_Exercise instructions:_ Drop the images, then output the listing exactly.

_Information shown:_
-- Opening Marker --

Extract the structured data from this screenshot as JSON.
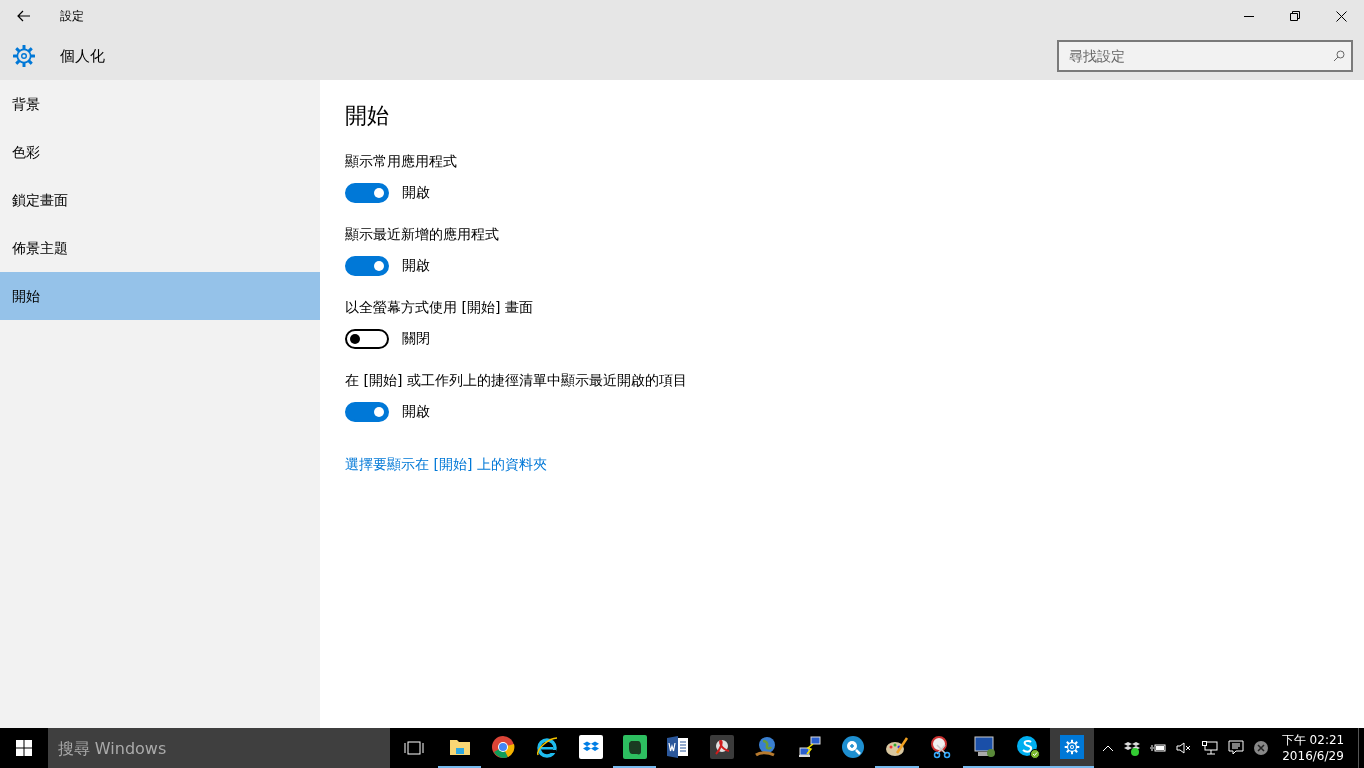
{
  "window": {
    "title": "設定"
  },
  "header": {
    "title": "個人化",
    "search": {
      "placeholder": "尋找設定"
    }
  },
  "sidebar": {
    "items": [
      {
        "label": "背景",
        "selected": false
      },
      {
        "label": "色彩",
        "selected": false
      },
      {
        "label": "鎖定畫面",
        "selected": false
      },
      {
        "label": "佈景主題",
        "selected": false
      },
      {
        "label": "開始",
        "selected": true
      }
    ]
  },
  "content": {
    "heading": "開始",
    "settings": [
      {
        "label": "顯示常用應用程式",
        "on": true,
        "state": "開啟"
      },
      {
        "label": "顯示最近新增的應用程式",
        "on": true,
        "state": "開啟"
      },
      {
        "label": "以全螢幕方式使用 [開始] 畫面",
        "on": false,
        "state": "關閉"
      },
      {
        "label": "在 [開始] 或工作列上的捷徑清單中顯示最近開啟的項目",
        "on": true,
        "state": "開啟"
      }
    ],
    "link": "選擇要顯示在 [開始] 上的資料夾"
  },
  "taskbar": {
    "search": {
      "placeholder": "搜尋 Windows"
    },
    "apps": [
      {
        "kind": "folder",
        "running": true,
        "active": false
      },
      {
        "kind": "chrome",
        "running": false,
        "active": false
      },
      {
        "kind": "ie",
        "running": false,
        "active": false
      },
      {
        "kind": "dropbox",
        "running": false,
        "active": false
      },
      {
        "kind": "evernote",
        "running": true,
        "active": false
      },
      {
        "kind": "word",
        "running": false,
        "active": false
      },
      {
        "kind": "acrobat",
        "running": false,
        "active": false
      },
      {
        "kind": "globe",
        "running": false,
        "active": false
      },
      {
        "kind": "network",
        "running": false,
        "active": false
      },
      {
        "kind": "quicktime",
        "running": false,
        "active": false
      },
      {
        "kind": "paint",
        "running": true,
        "active": false
      },
      {
        "kind": "snip",
        "running": false,
        "active": false
      },
      {
        "kind": "remote",
        "running": true,
        "active": false
      },
      {
        "kind": "skype",
        "running": true,
        "active": false
      },
      {
        "kind": "settings",
        "running": true,
        "active": true
      }
    ],
    "clock": {
      "time": "下午 02:21",
      "date": "2016/6/29"
    }
  }
}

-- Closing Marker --

_Written solution:_
Extract the structured data from this screenshot as JSON.
{
  "window": {
    "title": "設定"
  },
  "header": {
    "title": "個人化",
    "search": {
      "placeholder": "尋找設定"
    }
  },
  "sidebar": {
    "items": [
      {
        "label": "背景",
        "selected": false
      },
      {
        "label": "色彩",
        "selected": false
      },
      {
        "label": "鎖定畫面",
        "selected": false
      },
      {
        "label": "佈景主題",
        "selected": false
      },
      {
        "label": "開始",
        "selected": true
      }
    ]
  },
  "content": {
    "heading": "開始",
    "settings": [
      {
        "label": "顯示常用應用程式",
        "on": true,
        "state": "開啟"
      },
      {
        "label": "顯示最近新增的應用程式",
        "on": true,
        "state": "開啟"
      },
      {
        "label": "以全螢幕方式使用 [開始] 畫面",
        "on": false,
        "state": "關閉"
      },
      {
        "label": "在 [開始] 或工作列上的捷徑清單中顯示最近開啟的項目",
        "on": true,
        "state": "開啟"
      }
    ],
    "link": "選擇要顯示在 [開始] 上的資料夾"
  },
  "taskbar": {
    "search": {
      "placeholder": "搜尋 Windows"
    },
    "apps": [
      {
        "kind": "folder",
        "running": true,
        "active": false
      },
      {
        "kind": "chrome",
        "running": false,
        "active": false
      },
      {
        "kind": "ie",
        "running": false,
        "active": false
      },
      {
        "kind": "dropbox",
        "running": false,
        "active": false
      },
      {
        "kind": "evernote",
        "running": true,
        "active": false
      },
      {
        "kind": "word",
        "running": false,
        "active": false
      },
      {
        "kind": "acrobat",
        "running": false,
        "active": false
      },
      {
        "kind": "globe",
        "running": false,
        "active": false
      },
      {
        "kind": "network",
        "running": false,
        "active": false
      },
      {
        "kind": "quicktime",
        "running": false,
        "active": false
      },
      {
        "kind": "paint",
        "running": true,
        "active": false
      },
      {
        "kind": "snip",
        "running": false,
        "active": false
      },
      {
        "kind": "remote",
        "running": true,
        "active": false
      },
      {
        "kind": "skype",
        "running": true,
        "active": false
      },
      {
        "kind": "settings",
        "running": true,
        "active": true
      }
    ],
    "clock": {
      "time": "下午 02:21",
      "date": "2016/6/29"
    }
  }
}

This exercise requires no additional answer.